Paraguay's population is largely indigenous and poor. Those Europeans who moved here often came because they were fleeing persecution or prosecution. Some were trying to create new societies - religious, political, or, in the case of Friedrich Nietzsche's sister, Aryan. Others were just very badly informed. Around Encarnación, the German presence is particularly strong, with a number of colonies, and many of them were already long established when Nazi war criminals such as Josef Mengele sought refuge in the country.

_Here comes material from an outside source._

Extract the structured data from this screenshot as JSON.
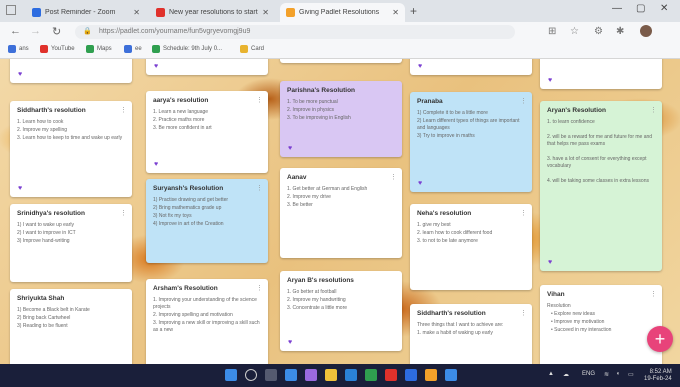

Greene wrote of Israeli spies coming and failing to penetrate these close-knit communities, whose members were averse to "making trouble". In San Bernardino, a pleasant lakeside town not far from the capital, Asunción, the teenagers speak a strange hybrid of Spanish and German. When I arrived and asked for directions, an old man well into his eighties demanded, from the top of his horse: "Sprechen sie Deutsch?" When he learned that I was British, he turned and refused to say another word. That evening at dinner, I met other exiles, such as the French stockbroker, raised in England, who said that in Paraguay he lived "like an aristocrat", with servants, a chauffeur and a second home. His family asked about property prices in London and laughed with horror when told the average price of a flat. In Paraguay, £250,000 would build you Buckingham Palace, they said. The restaurant was run by a Portuguese woman and her husband, another Frenchman, who had apparently stayed in the country after being ripped off in a business deal.

Of course, in some respects the capital city has changed since Greene's visit. Enough time has lapsed since 1969 - when he noted a solitary skyscraper - for more to be built and then decay. Black mould creeps up the buildings in this humid place and no one has enough cash or cares enough to clean them. As in Encarnación, there are guns and guards everywhere. At the Museum of Independence, an armed man in uniform joined my guided tour - and listened closely as I was told that corruption in Paraguay had come about only because of dealings with the outside world. Outside the presidential palace, I was quickly jostled away by a man wielding an automatic weapon. He and his colleagues seemed to be expecting something to happen.

By the river, where Greene got his first glimpse of Asunción and where the huge, new parliament building now sits, a police vehicle armed with water cannon was parked. Behind it, half clinging to the city and half sinking into the marshes, was the capital city's largest shanty town, La Chacarita, which is flooded at least once each year. There is little to see or do in the centre of town; at night, the few bars offer karaoke. Prostitutes stand on many of the street corners. The "rich" live in the suburbs in huge, hideous, pillared houses with carriage driveways and high fences.

Greene observed that, in Paraguay, there is little respect for human life. "All along the road to Encarnación . . . are little signs and crosses to the dead," he wrote. And only some were accidents. In contemporary Asunción, the front page of a tabloid paper showed the picture of a mother, her arms outstretched. "I killed my children with these hands," screamed the headline. On the inside pages was a picture of a weeping father and two infants in their coffins.

During that evening in San Bernardino, I asked the French stockbroker where to go in Paraguay. He seemed at a loss, saying the "super-rich" holidayed on the beaches of Uruguay. It was not the first time I had been pointed to another country when asking for recommendations about where to go in Paraguay. A travel agent in Encarnación had studied a map of the country with me and denounced almost every place as "dangerous". He suggested a trip to Brazil. A week later, on that rainy day in an Asunción, no further persuasion was needed. I caught the first bus back across the border.

Ben Davies trained as a journalist after taking most of the 1990s off. Prior to joining the New Statesman he spent five years working as a politics reporter for the BBC News website. He lives in North London.

This article first appeared in the 20 August 2007 issue of the New Statesman, The most important protest of our time